By Greg Bluestein
Athens – Senate candidate Michelle Nunn is pursuing a down-the-middle approach to reach independent voters who would otherwise blanch at voting for a Democrat. And the list of legislative proposals she unveiled here today speaks volumes about that approach.
As if inspired by Buzzfeed, the former nonprofit executive unfurled her “five ideas to make washington work for Georgia again.” They are, for the most part, not controversial and nonpartisan. In other words, perfect for a candidate who already is preparing for a tough November contest against a well-financed GOP opponent.
“It’s a starting point to making Congress work again for Georgians and across the nation,” she told a crowd of at least 50 volunteers in a cramped room at the student center. “This campaign will be decided upon by the participation of citizens, and I hope you’ll come to us with your creative ideas.”
Her pitches include a lifetime ban on former members of Congress becoming lobbyists, a bid to block lawmakers from getting paid if Congress fails to adopt a budget, a fiscal note for every proposal, new campaign finance disclosure requirements and a pledge to meet with every senator her first year.
It’s campaign stump material as she nears a May 20 primary against several fellow Democratic rivals. But it also lays the groundwork for her centrist appeal for “collaboration, problem solving and getting things done.”
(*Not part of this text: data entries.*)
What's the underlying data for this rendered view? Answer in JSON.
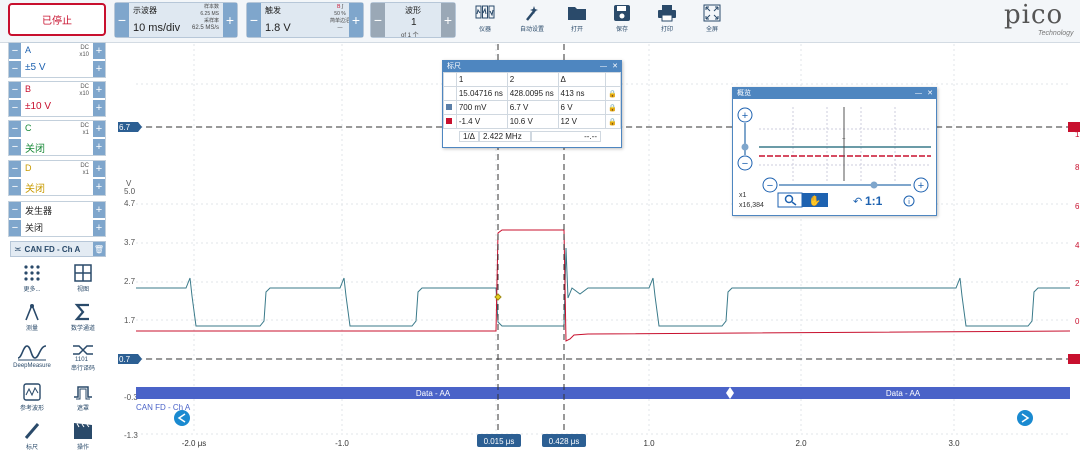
{
  "toolbar": {
    "stop_label": "已停止",
    "timebase": {
      "title": "示波器",
      "value": "10 ms/div",
      "samples_label": "样本数",
      "samples": "6.25 MS",
      "rate_label": "采样率",
      "rate": "62.5 MS/s"
    },
    "trigger": {
      "title": "触发",
      "value": "1.8 V",
      "pct": "50 %",
      "mode": "简单边沿",
      "dash": "—"
    },
    "waveform": {
      "title": "波形",
      "value": "1",
      "count": "1 个"
    },
    "buttons": [
      {
        "label": "仪器",
        "icon": "instrument-icon"
      },
      {
        "label": "自动设置",
        "icon": "auto-setup-icon"
      },
      {
        "label": "打开",
        "icon": "open-folder-icon"
      },
      {
        "label": "保存",
        "icon": "save-icon"
      },
      {
        "label": "打印",
        "icon": "print-icon"
      },
      {
        "label": "全屏",
        "icon": "fullscreen-icon"
      }
    ],
    "logo": "pico",
    "logo_sub": "Technology"
  },
  "channels": [
    {
      "name": "A",
      "coupling": "DC",
      "probe": "x10",
      "value": "±5 V",
      "color": "#1e62b0"
    },
    {
      "name": "B",
      "coupling": "DC",
      "probe": "x10",
      "value": "±10 V",
      "color": "#c8102e"
    },
    {
      "name": "C",
      "coupling": "DC",
      "probe": "x1",
      "value": "关闭",
      "color": "#1a8a3a"
    },
    {
      "name": "D",
      "coupling": "DC",
      "probe": "x1",
      "value": "关闭",
      "color": "#c89a00"
    }
  ],
  "generator": {
    "title": "发生器",
    "value": "关闭"
  },
  "decoder_tab": "CAN FD - Ch A",
  "tools": [
    {
      "label": "更多...",
      "icon": "more-grid-icon"
    },
    {
      "label": "视图",
      "icon": "view-grid-icon"
    },
    {
      "label": "测量",
      "icon": "measure-icon"
    },
    {
      "label": "数学通道",
      "icon": "math-sigma-icon"
    },
    {
      "label": "DeepMeasure",
      "icon": "deepmeasure-icon"
    },
    {
      "label": "串行译码",
      "icon": "serial-decode-icon"
    },
    {
      "label": "参考波形",
      "icon": "reference-waveform-icon"
    },
    {
      "label": "遮罩",
      "icon": "mask-icon"
    },
    {
      "label": "标尺",
      "icon": "ruler-icon"
    },
    {
      "label": "操作",
      "icon": "action-icon"
    }
  ],
  "scope": {
    "y_unit": "V",
    "y_ticks": [
      "5.0",
      "4.7",
      "3.7",
      "2.7",
      "1.7",
      "-0.3",
      "-1.3"
    ],
    "right_ticks": [
      "1",
      "8",
      "6",
      "4",
      "2",
      "0"
    ],
    "x_ticks": [
      "-2.0 μs",
      "-1.0",
      "0.0",
      "1.0",
      "2.0",
      "3.0"
    ],
    "hcursor_top": "6.7",
    "hcursor_bottom": "0.7",
    "vcursor_1": "0.015 μs",
    "vcursor_2": "0.428 μs",
    "decode_label": "Data - AA",
    "decode_channel": "CAN FD - Ch A",
    "colors": {
      "ch_a": "#3a7a8a",
      "ch_b": "#c8102e",
      "decode": "#4a63c8"
    }
  },
  "ruler_window": {
    "title": "标尺",
    "headers": [
      "",
      "1",
      "2",
      "Δ"
    ],
    "rows": [
      {
        "swatch": "",
        "c1": "15.04716 ns",
        "c2": "428.0095 ns",
        "d": "413 ns"
      },
      {
        "swatch": "#5b7fa8",
        "c1": "700 mV",
        "c2": "6.7 V",
        "d": "6 V"
      },
      {
        "swatch": "#c8102e",
        "c1": "-1.4 V",
        "c2": "10.6 V",
        "d": "12 V"
      }
    ],
    "freq_label": "1/Δ",
    "freq": "2.422 MHz",
    "freq_extra": "--.--"
  },
  "overview": {
    "title": "概览",
    "zoom_x": "x1",
    "zoom_y": "x16,384",
    "ratio": "1:1"
  }
}
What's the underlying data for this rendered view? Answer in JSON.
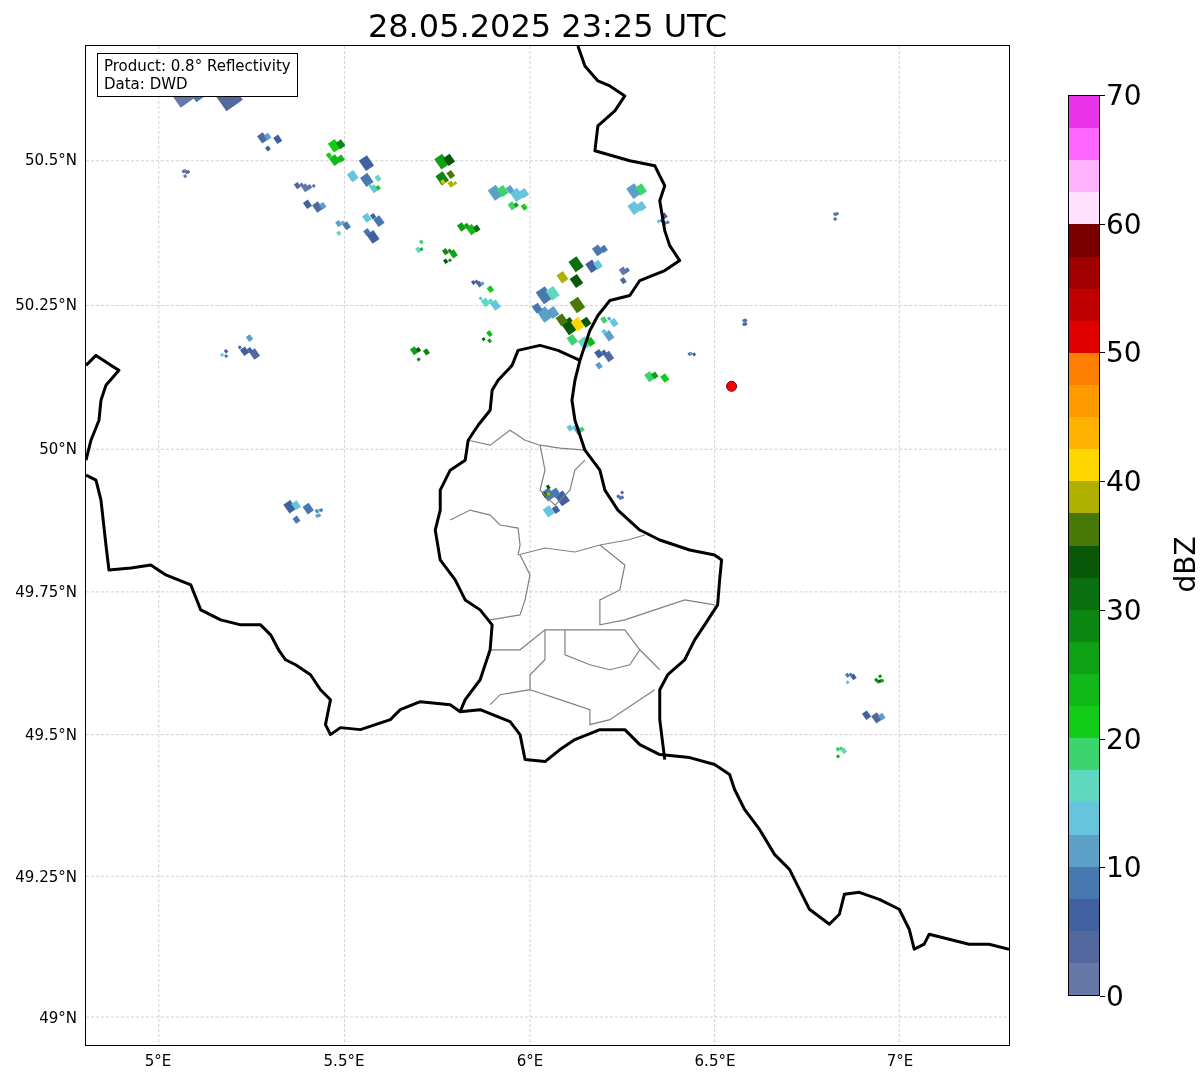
{
  "title": "28.05.2025 23:25 UTC",
  "info_box": {
    "lines": [
      "Product: 0.8° Reflectivity",
      "Data: DWD"
    ]
  },
  "map": {
    "y_ticks": [
      "50.5°N",
      "50.25°N",
      "50°N",
      "49.75°N",
      "49.5°N",
      "49.25°N",
      "49°N"
    ],
    "x_ticks": [
      "5°E",
      "5.5°E",
      "6°E",
      "6.5°E",
      "7°E"
    ]
  },
  "colorbar": {
    "label": "dBZ",
    "ticks": [
      "70",
      "60",
      "50",
      "40",
      "30",
      "20",
      "10",
      "0"
    ],
    "segments": [
      {
        "color": "#e833e8"
      },
      {
        "color": "#ff66ff"
      },
      {
        "color": "#ffb3ff"
      },
      {
        "color": "#ffe0ff"
      },
      {
        "color": "#7a0000"
      },
      {
        "color": "#a00000"
      },
      {
        "color": "#c00000"
      },
      {
        "color": "#e00000"
      },
      {
        "color": "#ff8000"
      },
      {
        "color": "#ff9900"
      },
      {
        "color": "#ffb300"
      },
      {
        "color": "#ffd700"
      },
      {
        "color": "#b0b000"
      },
      {
        "color": "#487808"
      },
      {
        "color": "#085808"
      },
      {
        "color": "#0a700f"
      },
      {
        "color": "#0c8812"
      },
      {
        "color": "#0ea015"
      },
      {
        "color": "#10b818"
      },
      {
        "color": "#12cc18"
      },
      {
        "color": "#3cd46c"
      },
      {
        "color": "#60d8c0"
      },
      {
        "color": "#66c4dc"
      },
      {
        "color": "#5ca0c8"
      },
      {
        "color": "#4878b0"
      },
      {
        "color": "#4060a0"
      },
      {
        "color": "#5468a0"
      },
      {
        "color": "#6678a8"
      }
    ]
  }
}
Most of these ideas have floated around Capitol Hill before to no avail. Sens. Jon Tester and Michael Bennet pushed the lobbyist ban in 2012 and the Senate has passed a version of the “No Budget, No Pay” proposal. Requiring a price tag for every bill is a perennial push by transparency advocates in Washington.
Nunn, though, urged her supporters not to be tempered by the past.
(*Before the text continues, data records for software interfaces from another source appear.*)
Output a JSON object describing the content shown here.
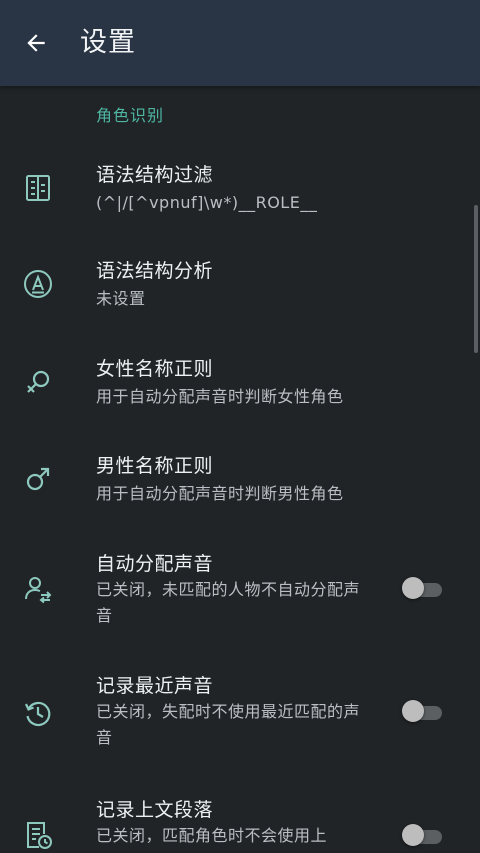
{
  "appbar": {
    "title": "设置",
    "back_icon": "arrow-left-icon"
  },
  "section": {
    "header": "角色识别"
  },
  "colors": {
    "appbar_bg": "#293544",
    "background": "#202426",
    "accent": "#4fb6a4",
    "icon": "#8ec9bf"
  },
  "items": [
    {
      "title": "语法结构过滤",
      "subtitle": "(^|/[^vpnuf]\\w*)__ROLE__",
      "icon": "filter-structure-icon"
    },
    {
      "title": "语法结构分析",
      "subtitle": "未设置",
      "icon": "circle-a-icon"
    },
    {
      "title": "女性名称正则",
      "subtitle": "用于自动分配声音时判断女性角色",
      "icon": "female-icon"
    },
    {
      "title": "男性名称正则",
      "subtitle": "用于自动分配声音时判断男性角色",
      "icon": "male-icon"
    },
    {
      "title": "自动分配声音",
      "subtitle": "已关闭，未匹配的人物不自动分配声音",
      "icon": "person-swap-icon",
      "toggle": false
    },
    {
      "title": "记录最近声音",
      "subtitle": "已关闭，失配时不使用最近匹配的声音",
      "icon": "history-icon",
      "toggle": false
    },
    {
      "title": "记录上文段落",
      "subtitle": "已关闭，匹配角色时不会使用上",
      "icon": "document-clock-icon",
      "toggle": false
    }
  ]
}
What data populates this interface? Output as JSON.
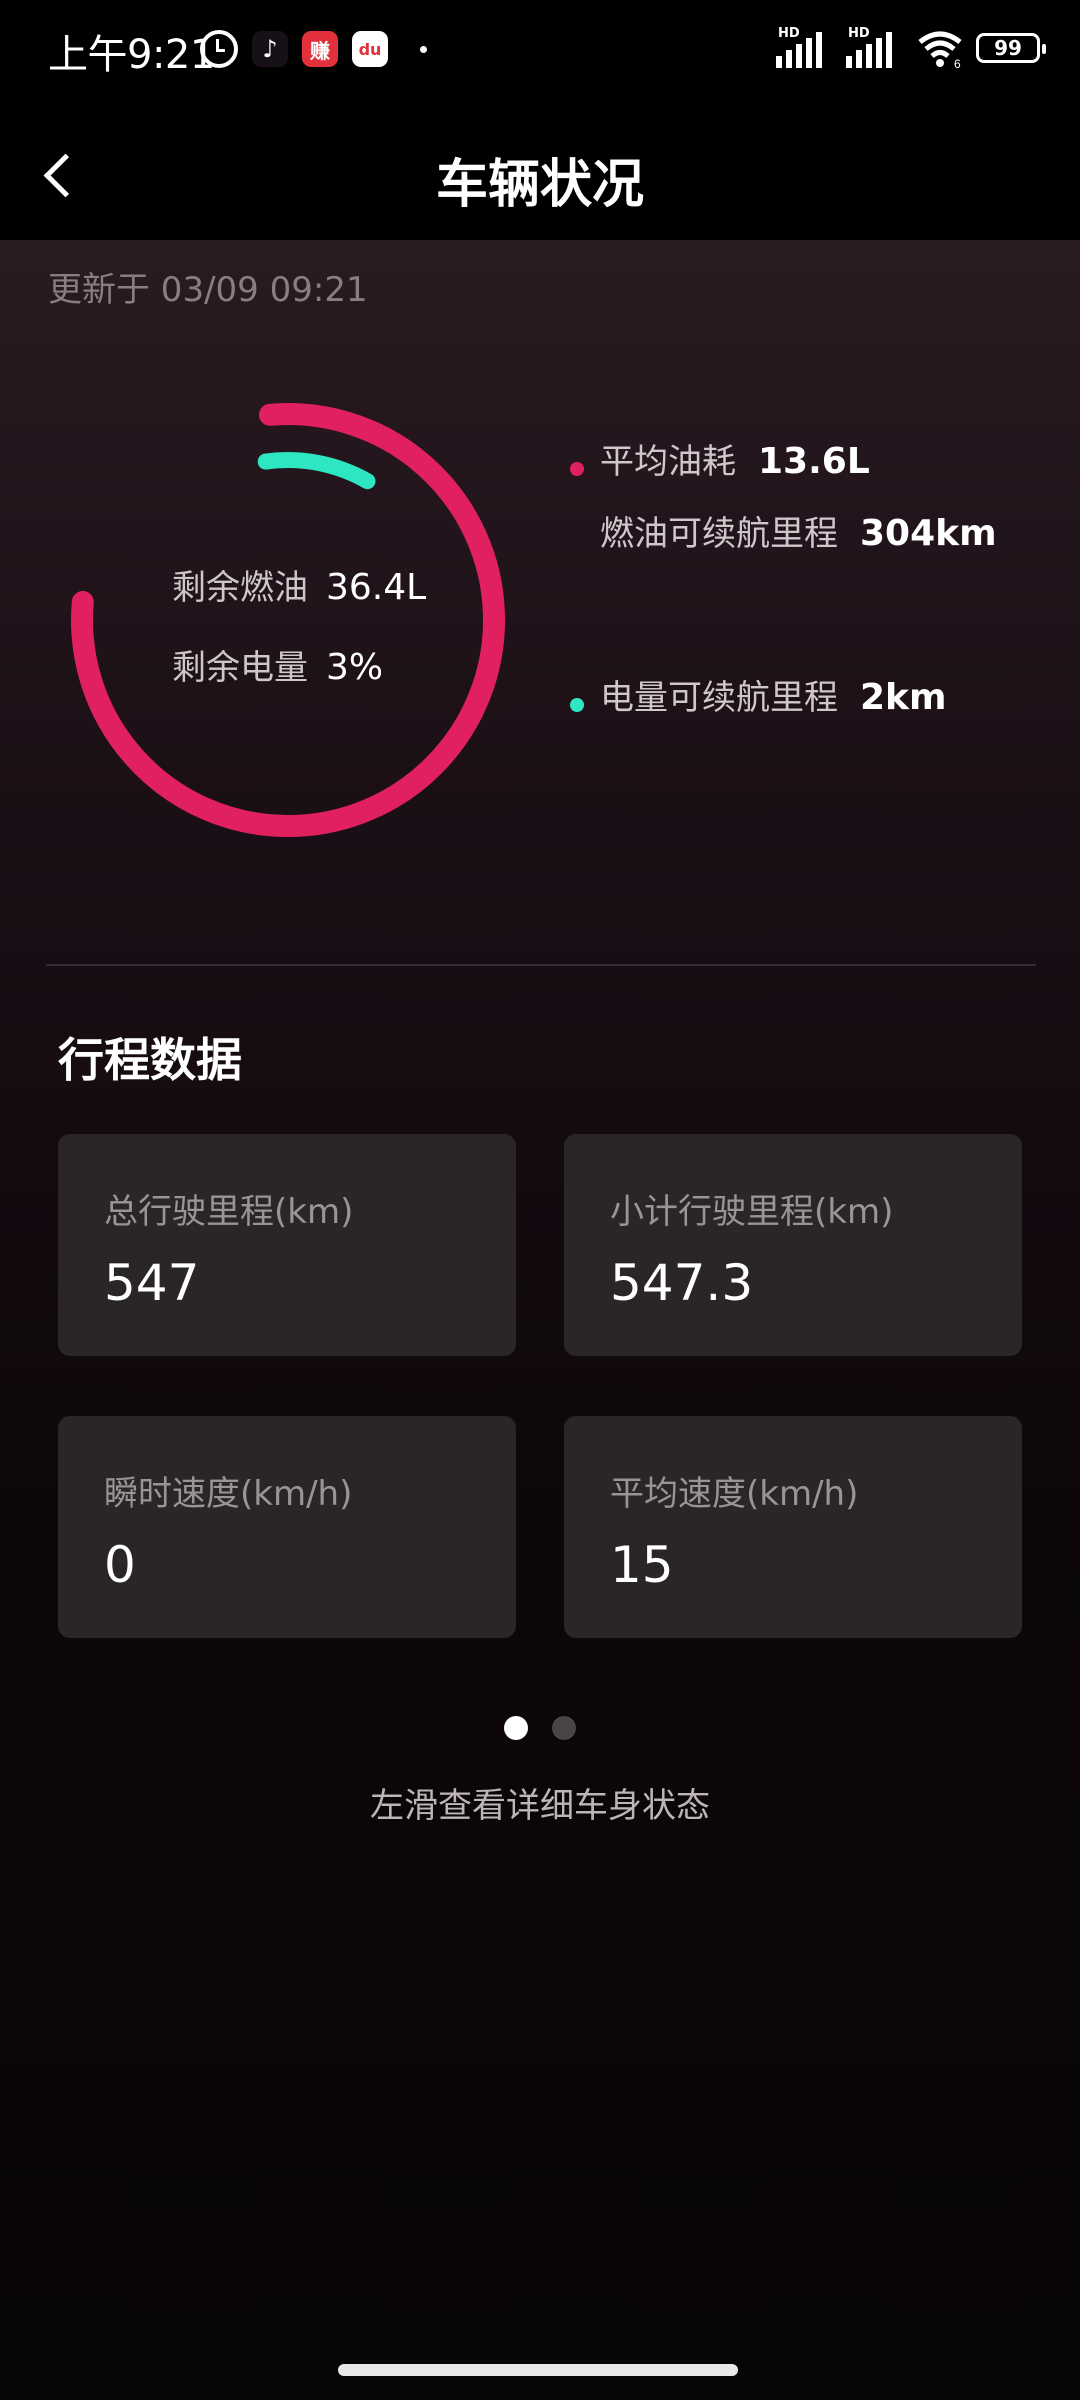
{
  "status_bar": {
    "time": "上午9:21",
    "app_icons": [
      "alarm-icon",
      "tiktok-icon",
      "earn-app-icon",
      "du-app-icon"
    ],
    "earn_label": "赚",
    "du_label": "du",
    "network_1": "HD",
    "network_2": "HD",
    "wifi_label": "6",
    "battery": "99"
  },
  "header": {
    "title": "车辆状况",
    "back_icon": "chevron-left-icon"
  },
  "update_time": "更新于 03/09 09:21",
  "gauge": {
    "fuel_label": "剩余燃油",
    "fuel_value": "36.4L",
    "battery_label": "剩余电量",
    "battery_value": "3%",
    "battery_level": 0.03,
    "fuel_color": "#e0205f",
    "battery_color": "#2ee6c1"
  },
  "legend": {
    "avg_fuel_label": "平均油耗",
    "avg_fuel_value": "13.6L",
    "fuel_range_label": "燃油可续航里程",
    "fuel_range_value": "304km",
    "electric_range_label": "电量可续航里程",
    "electric_range_value": "2km"
  },
  "trip": {
    "section_title": "行程数据",
    "cards": [
      {
        "label": "总行驶里程(km)",
        "value": "547"
      },
      {
        "label": "小计行驶里程(km)",
        "value": "547.3"
      },
      {
        "label": "瞬时速度(km/h)",
        "value": "0"
      },
      {
        "label": "平均速度(km/h)",
        "value": "15"
      }
    ]
  },
  "pager": {
    "pages": 2,
    "active": 1
  },
  "hint": "左滑查看详细车身状态"
}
“I know we have in this room the kind of optimism and idealism and creativity that we need to unleash across the nation.”
About the Author
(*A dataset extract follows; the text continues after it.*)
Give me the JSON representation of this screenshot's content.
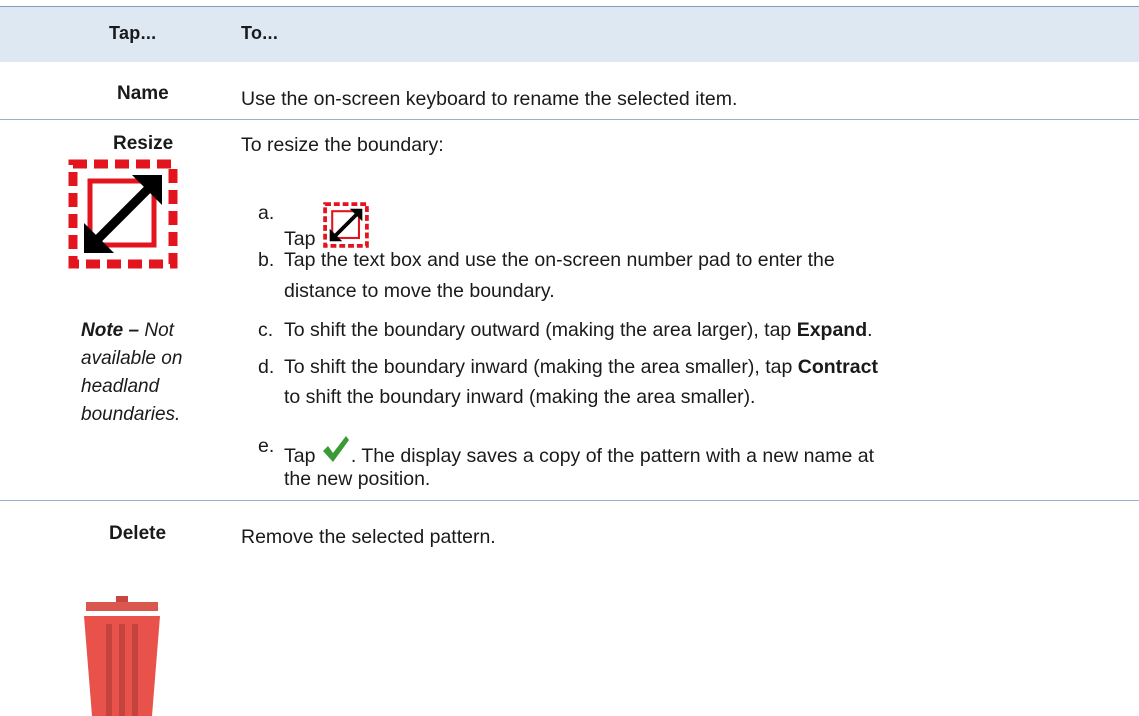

Greg Bluestein is a political reporter who covers the governor's office and state politics for The Atlanta Journal-Constitution. He joined the newspaper in June 2012 after spending seven years with the Atlanta bureau of The Associated Press. He also contributes to the AJC's Political Insider blog. Bluestein has traveled to Haiti with President Jimmy Carter, journeyed to Panama with Gov. Nathan Deal and tracked down a suspected Ponzi schemer in suburban Kansas. He spent weeks in Louisiana covering the Gulf Oil Spill, became an unwitting expert on capital punishment after witnessing almost a dozen executions in Georgia's death chamber and was part of award-winning teams that descended upon the biggest breaking news events in the Southeast. Bluestein has covered a range of beats, including environment, legal affairs and economic development. He's now the AJC's political writer, charged with covering the intricacies of Georgia's lively government on the newspaper's front pages and in the Political Insider blog. He lives in Atlanta with his wife and two daughters.